*** Block opens ***

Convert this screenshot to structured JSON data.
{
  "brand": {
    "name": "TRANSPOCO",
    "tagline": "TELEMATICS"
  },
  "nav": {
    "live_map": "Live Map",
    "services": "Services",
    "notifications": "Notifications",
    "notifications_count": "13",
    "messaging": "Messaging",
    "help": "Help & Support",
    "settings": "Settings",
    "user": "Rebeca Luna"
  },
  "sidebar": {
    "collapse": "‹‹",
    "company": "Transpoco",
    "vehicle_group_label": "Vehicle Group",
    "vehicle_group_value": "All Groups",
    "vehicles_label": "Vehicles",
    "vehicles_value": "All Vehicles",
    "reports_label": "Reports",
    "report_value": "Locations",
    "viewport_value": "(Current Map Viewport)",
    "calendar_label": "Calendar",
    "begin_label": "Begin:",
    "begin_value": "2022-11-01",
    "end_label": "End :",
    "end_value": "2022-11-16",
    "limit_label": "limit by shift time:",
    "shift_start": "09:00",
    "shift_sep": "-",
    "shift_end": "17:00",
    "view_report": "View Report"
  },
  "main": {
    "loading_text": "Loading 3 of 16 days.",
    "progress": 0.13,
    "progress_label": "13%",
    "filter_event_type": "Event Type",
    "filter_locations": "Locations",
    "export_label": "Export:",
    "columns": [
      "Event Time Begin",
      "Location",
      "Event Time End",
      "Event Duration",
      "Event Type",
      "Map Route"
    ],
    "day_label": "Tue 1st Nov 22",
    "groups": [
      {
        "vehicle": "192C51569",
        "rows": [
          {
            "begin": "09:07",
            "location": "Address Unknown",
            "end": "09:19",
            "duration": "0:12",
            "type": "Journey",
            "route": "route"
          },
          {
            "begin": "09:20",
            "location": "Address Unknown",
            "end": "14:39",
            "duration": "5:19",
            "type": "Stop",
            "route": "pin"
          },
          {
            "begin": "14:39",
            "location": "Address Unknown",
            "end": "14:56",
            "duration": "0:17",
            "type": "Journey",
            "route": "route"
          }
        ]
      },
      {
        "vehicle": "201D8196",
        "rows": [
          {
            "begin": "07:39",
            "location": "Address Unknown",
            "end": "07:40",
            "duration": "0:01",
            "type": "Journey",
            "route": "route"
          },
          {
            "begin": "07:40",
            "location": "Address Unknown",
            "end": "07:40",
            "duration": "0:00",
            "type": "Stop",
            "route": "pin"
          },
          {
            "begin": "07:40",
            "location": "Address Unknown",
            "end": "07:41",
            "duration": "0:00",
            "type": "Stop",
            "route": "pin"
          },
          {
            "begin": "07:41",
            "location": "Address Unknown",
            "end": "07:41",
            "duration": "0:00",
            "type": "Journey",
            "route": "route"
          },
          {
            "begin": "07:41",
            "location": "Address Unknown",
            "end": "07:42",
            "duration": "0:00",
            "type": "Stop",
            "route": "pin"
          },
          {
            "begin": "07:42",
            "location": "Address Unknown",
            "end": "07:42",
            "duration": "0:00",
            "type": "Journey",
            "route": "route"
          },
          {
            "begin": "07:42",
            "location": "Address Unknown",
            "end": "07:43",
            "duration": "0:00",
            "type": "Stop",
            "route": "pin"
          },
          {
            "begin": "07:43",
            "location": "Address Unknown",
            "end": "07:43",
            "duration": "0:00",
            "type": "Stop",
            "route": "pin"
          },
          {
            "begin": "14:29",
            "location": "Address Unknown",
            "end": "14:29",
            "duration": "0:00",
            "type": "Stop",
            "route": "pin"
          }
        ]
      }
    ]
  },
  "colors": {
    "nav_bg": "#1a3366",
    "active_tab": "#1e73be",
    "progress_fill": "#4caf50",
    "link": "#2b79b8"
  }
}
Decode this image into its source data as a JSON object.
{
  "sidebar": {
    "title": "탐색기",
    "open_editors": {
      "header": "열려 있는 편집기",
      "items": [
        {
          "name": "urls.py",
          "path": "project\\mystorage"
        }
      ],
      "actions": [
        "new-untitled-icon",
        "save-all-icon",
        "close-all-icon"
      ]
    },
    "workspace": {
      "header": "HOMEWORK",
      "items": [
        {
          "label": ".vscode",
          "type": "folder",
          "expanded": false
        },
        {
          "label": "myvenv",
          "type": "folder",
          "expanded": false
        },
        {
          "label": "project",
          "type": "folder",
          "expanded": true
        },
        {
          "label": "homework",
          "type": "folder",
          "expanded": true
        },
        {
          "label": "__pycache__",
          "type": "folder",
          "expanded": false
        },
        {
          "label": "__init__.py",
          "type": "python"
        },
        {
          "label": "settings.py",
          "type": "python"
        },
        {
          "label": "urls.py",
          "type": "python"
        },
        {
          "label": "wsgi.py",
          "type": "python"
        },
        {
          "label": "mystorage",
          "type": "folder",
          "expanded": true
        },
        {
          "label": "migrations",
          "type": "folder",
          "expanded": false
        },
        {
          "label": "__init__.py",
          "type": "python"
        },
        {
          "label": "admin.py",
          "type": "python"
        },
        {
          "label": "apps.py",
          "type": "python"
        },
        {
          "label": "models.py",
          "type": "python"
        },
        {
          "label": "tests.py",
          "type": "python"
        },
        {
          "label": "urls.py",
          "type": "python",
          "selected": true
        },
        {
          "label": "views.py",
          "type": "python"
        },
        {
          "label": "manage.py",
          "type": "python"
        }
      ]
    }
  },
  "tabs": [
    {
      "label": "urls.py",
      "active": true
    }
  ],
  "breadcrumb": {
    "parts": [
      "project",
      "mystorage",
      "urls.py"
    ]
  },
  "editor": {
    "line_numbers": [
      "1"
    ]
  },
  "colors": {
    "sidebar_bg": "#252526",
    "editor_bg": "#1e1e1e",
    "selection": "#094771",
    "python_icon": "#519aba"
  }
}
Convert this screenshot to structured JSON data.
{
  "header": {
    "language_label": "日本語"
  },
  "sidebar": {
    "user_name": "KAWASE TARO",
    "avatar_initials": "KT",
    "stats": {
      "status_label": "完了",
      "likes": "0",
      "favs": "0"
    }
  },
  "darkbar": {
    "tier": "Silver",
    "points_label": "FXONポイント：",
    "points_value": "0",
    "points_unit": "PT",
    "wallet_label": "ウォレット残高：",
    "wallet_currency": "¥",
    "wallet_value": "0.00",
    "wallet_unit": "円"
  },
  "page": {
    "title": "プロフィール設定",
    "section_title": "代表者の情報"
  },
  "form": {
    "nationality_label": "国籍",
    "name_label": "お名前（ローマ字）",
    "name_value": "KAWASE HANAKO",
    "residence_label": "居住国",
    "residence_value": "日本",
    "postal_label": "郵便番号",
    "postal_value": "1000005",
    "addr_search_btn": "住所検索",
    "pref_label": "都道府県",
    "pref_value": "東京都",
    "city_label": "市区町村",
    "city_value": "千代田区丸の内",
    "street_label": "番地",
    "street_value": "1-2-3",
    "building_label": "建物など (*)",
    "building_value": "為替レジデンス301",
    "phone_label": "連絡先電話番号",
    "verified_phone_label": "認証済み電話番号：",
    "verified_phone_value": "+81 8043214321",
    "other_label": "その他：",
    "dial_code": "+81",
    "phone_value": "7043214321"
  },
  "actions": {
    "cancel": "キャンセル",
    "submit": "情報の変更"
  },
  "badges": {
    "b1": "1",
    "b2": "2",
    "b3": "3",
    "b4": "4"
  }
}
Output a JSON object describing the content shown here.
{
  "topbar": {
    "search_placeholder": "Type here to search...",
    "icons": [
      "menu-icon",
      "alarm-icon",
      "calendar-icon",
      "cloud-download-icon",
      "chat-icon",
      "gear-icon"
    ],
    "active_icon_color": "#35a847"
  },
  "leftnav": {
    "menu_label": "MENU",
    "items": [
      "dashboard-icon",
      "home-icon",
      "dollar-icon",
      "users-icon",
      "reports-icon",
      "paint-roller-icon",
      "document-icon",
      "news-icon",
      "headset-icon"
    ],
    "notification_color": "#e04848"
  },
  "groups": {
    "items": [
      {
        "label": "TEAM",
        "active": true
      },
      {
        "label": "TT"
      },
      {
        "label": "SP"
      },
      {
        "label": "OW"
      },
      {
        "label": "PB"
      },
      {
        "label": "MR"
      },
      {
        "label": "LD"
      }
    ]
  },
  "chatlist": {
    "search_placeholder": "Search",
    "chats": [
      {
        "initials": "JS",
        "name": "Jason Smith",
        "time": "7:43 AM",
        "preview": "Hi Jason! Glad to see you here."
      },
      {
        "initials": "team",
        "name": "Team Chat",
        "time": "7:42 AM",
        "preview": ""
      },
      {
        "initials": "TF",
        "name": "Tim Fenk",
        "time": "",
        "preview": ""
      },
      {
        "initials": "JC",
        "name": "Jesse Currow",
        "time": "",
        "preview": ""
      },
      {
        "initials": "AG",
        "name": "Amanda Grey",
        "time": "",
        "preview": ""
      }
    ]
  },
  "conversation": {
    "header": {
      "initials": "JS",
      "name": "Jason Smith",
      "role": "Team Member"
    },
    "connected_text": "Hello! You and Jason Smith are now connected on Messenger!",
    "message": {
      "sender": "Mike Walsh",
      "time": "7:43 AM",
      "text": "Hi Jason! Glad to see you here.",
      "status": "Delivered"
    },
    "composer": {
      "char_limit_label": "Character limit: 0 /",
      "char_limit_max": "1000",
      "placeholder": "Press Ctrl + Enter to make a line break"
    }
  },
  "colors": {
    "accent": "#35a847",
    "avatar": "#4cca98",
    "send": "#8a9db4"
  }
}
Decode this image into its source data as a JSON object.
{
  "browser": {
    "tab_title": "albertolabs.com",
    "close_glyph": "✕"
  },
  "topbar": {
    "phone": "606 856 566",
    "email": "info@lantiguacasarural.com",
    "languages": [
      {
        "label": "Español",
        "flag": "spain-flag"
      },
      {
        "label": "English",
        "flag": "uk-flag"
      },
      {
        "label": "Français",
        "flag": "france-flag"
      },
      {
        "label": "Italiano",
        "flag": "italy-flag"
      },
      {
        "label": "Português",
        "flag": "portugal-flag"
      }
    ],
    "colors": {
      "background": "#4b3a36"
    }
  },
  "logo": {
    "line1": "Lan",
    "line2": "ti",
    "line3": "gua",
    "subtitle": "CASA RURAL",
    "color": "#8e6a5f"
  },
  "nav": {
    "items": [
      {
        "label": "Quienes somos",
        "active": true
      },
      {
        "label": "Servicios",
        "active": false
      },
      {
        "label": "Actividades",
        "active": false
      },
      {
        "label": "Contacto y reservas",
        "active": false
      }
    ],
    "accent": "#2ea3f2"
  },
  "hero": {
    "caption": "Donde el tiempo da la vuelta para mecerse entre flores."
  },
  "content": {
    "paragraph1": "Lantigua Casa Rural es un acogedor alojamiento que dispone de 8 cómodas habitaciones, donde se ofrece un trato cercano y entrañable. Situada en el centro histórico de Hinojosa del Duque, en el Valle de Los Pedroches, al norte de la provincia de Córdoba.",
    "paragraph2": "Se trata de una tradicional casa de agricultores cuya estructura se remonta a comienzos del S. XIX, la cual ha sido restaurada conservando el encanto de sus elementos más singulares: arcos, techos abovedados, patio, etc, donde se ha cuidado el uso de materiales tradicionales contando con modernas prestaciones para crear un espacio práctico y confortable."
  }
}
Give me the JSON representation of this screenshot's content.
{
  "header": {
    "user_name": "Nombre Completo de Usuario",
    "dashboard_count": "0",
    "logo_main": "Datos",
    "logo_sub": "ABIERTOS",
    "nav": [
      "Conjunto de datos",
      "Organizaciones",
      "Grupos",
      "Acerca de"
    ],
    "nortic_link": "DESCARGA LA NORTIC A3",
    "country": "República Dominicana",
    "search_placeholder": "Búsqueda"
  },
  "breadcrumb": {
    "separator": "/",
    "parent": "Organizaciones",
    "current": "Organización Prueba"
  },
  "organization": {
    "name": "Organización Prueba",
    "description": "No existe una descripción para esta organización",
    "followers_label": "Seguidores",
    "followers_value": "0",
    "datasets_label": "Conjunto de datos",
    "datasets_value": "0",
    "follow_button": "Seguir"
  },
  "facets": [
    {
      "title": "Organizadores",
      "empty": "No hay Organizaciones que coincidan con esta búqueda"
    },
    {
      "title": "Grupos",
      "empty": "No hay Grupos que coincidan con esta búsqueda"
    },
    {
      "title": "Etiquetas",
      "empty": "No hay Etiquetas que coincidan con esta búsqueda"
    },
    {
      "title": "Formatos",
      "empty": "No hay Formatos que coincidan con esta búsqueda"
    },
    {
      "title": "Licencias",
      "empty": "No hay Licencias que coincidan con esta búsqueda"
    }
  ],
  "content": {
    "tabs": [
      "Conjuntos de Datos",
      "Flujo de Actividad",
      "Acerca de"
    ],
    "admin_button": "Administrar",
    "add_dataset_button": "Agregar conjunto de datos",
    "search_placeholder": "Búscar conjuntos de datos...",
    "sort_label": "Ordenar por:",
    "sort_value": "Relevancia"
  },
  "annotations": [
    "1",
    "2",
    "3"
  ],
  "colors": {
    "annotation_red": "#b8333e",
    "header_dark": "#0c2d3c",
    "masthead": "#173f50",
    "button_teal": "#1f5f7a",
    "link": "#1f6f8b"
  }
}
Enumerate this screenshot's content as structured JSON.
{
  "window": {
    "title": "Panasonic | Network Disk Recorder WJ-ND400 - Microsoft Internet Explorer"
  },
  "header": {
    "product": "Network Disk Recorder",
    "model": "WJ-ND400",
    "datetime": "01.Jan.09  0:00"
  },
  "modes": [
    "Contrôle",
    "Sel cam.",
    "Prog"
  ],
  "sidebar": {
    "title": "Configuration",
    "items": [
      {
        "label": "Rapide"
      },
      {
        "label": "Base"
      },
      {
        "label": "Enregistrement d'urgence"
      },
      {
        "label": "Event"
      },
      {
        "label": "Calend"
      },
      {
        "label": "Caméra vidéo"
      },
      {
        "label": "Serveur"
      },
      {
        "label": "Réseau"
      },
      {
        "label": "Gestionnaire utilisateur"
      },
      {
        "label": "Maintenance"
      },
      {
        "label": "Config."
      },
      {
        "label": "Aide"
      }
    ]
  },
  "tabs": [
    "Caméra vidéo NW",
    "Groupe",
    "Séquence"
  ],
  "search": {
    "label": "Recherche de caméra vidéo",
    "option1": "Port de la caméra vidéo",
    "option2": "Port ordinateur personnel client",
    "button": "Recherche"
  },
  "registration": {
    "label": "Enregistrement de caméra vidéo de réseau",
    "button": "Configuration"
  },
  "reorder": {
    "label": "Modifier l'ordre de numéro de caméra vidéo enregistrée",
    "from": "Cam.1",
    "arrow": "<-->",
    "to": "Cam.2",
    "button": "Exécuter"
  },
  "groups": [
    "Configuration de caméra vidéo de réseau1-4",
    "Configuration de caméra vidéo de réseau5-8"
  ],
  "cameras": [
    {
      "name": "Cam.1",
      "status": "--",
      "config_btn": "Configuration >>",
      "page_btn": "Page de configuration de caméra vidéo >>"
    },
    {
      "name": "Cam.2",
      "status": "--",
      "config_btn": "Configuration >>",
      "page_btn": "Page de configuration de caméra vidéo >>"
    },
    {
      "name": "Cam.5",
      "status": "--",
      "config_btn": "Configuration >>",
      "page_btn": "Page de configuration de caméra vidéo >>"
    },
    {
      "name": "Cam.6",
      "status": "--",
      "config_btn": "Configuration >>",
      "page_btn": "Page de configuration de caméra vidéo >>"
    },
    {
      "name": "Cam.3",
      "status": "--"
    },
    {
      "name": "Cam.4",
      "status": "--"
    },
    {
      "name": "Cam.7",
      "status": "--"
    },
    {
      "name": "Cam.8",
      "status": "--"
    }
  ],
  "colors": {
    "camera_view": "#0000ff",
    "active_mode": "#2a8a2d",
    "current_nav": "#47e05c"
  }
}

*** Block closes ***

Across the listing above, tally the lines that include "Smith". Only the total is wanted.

3